Few things focus the mind of a prospective borrower more than that of the unconditional personal guaranty. And while there is no denying the gravity of committing oneself (and ones family) to such an obligation, it is important to remain clinical when assessing the riskiness of deploying capital.
Since business owner’s wealth is typically tied substantially to his or her equity in their company, in most cases and from a financial point of view, it should not matter if an investment is made using equity or debt. Let us explain. In all cases the return on capital deployed for a project is the same whether or not the capital is debt capital or equity capital. And this holds true even in the downside scenario where a partial or even total loss is realized. If there is a gain on the investment, wealth is created and if there is a loss, wealth is destroyed.
This fundamental (pardon the pun) truth is an important back drop for properly assessing investment risks. Because while it is true that access to debt generally expands capital availability and it is also true that debt pay back takes priority over equity returns, in a rational world an investor should not make or forgo investment decisions based on the type of capital used – the weighted average cost of that capital yes – but never the individual type of capital.
The theory says a firm should pursue all projects that offer a risk adjusted return greater than the firms cost of capital. And theory meets practice in this realm all of the time – even if informally nearly every business owner instinctively understands the potential return profile of a new opportunity – and also the risks. The new opportunity can be as simple as taking on an additional customer or expanding exposure to a customer materially, all the way through installing a new piece of machinery or equipment.
But in all cases the risks and return potential associated with those opportunities exist whether or not they are pursued and are the exact same if pursued regardless if financed with debt or equity.
We can guess that this assessment may not be sitting well instinctively with all readers at this point. So we offer a distinction that will hopefully resonate as follows – while it is the case the risk adjusted return profile is always the same for any given project regardless of capital source – the returns to equity (the chief concern of a business owner) – be they positive or negative do in fact change based on capital type.
Simply stated the use of leverage amplifies the returns to equity – either in the positive direction if the investment is a good one – or in the negative direction if the investment does not work out as anticipated. As we heard Donald Trump say once in an interview (paraphrased) “Using debt in good times or for good investments is terrific – you make a ton of money. But if times turn bad or if the investment is a bad, you get crushed.”
While we can’t say we agree with all Donald Trump has to say, on this one we could not be more supportive.
Which leads us to our advice – which we follow in spades in our own company – which is to simply focus all of our energy trying to figure if the investment will be a good one and how to mitigate its risks. Assuming we like the project, we make the investment – regardless of the source of capital to do so. If we don’t like it – we just won’t invest.

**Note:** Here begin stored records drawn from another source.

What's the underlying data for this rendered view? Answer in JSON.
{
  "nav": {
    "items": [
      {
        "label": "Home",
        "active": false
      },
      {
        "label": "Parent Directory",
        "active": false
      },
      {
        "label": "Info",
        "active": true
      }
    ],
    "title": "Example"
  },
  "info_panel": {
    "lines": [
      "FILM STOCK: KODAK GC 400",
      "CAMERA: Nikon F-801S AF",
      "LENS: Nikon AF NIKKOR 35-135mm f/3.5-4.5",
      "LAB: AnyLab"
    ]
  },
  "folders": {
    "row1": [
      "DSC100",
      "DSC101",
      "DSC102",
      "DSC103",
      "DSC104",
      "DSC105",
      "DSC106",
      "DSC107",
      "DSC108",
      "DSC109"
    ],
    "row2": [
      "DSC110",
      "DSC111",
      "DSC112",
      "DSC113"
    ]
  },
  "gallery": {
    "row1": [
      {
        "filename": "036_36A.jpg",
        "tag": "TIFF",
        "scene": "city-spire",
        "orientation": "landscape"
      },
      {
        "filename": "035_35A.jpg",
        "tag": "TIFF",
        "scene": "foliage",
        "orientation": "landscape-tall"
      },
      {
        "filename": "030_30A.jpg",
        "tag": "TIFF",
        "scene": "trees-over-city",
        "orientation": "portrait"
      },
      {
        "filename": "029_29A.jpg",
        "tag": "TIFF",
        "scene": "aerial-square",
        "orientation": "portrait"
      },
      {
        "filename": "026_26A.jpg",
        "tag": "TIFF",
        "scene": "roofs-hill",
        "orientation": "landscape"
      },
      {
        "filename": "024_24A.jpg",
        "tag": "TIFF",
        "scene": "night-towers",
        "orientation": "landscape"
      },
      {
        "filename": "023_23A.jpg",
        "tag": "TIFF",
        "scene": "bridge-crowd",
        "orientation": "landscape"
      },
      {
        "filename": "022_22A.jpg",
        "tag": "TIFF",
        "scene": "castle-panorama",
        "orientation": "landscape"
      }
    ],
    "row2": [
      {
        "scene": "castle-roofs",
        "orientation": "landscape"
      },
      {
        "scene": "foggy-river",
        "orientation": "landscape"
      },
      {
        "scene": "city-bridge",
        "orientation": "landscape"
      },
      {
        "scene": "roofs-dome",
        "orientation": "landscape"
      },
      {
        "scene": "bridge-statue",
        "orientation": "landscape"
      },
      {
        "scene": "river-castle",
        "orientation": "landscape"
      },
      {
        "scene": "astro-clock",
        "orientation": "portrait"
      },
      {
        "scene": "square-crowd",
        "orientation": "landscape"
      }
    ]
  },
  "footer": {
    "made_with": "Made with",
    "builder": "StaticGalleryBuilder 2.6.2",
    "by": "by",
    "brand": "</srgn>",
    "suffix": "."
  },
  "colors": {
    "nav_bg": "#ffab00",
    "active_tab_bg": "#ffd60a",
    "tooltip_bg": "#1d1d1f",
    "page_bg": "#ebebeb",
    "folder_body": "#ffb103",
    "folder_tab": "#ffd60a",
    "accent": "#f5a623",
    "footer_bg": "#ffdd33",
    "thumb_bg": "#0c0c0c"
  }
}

The costs and availability of debt and/or equity do matter very much in determining the weighted average cost of capital. While it is obvious that less is better when it comes to costs, we’ll take a closer look in a future article at some of the trade offs related to new projects when the costs of incremental capital is higher.